Problem statement
For the listing below, count the lines that contain "user" and report only the number.
──────
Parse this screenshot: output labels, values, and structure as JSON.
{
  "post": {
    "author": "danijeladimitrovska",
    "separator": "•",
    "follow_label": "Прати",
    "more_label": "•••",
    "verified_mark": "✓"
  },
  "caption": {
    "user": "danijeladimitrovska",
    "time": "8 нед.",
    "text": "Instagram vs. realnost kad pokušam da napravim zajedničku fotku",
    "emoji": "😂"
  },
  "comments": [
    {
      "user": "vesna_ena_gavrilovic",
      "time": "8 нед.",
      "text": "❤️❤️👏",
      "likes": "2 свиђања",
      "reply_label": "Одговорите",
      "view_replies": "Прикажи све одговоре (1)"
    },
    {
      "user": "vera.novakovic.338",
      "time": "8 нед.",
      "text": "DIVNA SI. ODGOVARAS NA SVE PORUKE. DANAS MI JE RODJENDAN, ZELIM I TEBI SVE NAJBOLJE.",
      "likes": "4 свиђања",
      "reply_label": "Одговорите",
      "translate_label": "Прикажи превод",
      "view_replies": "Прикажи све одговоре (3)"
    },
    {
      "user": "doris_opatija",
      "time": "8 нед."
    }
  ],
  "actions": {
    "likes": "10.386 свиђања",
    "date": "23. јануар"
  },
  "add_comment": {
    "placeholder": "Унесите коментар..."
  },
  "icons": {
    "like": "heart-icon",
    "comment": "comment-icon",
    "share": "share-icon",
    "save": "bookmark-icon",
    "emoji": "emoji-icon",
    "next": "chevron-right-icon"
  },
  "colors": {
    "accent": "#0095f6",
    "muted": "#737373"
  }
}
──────
Response area
4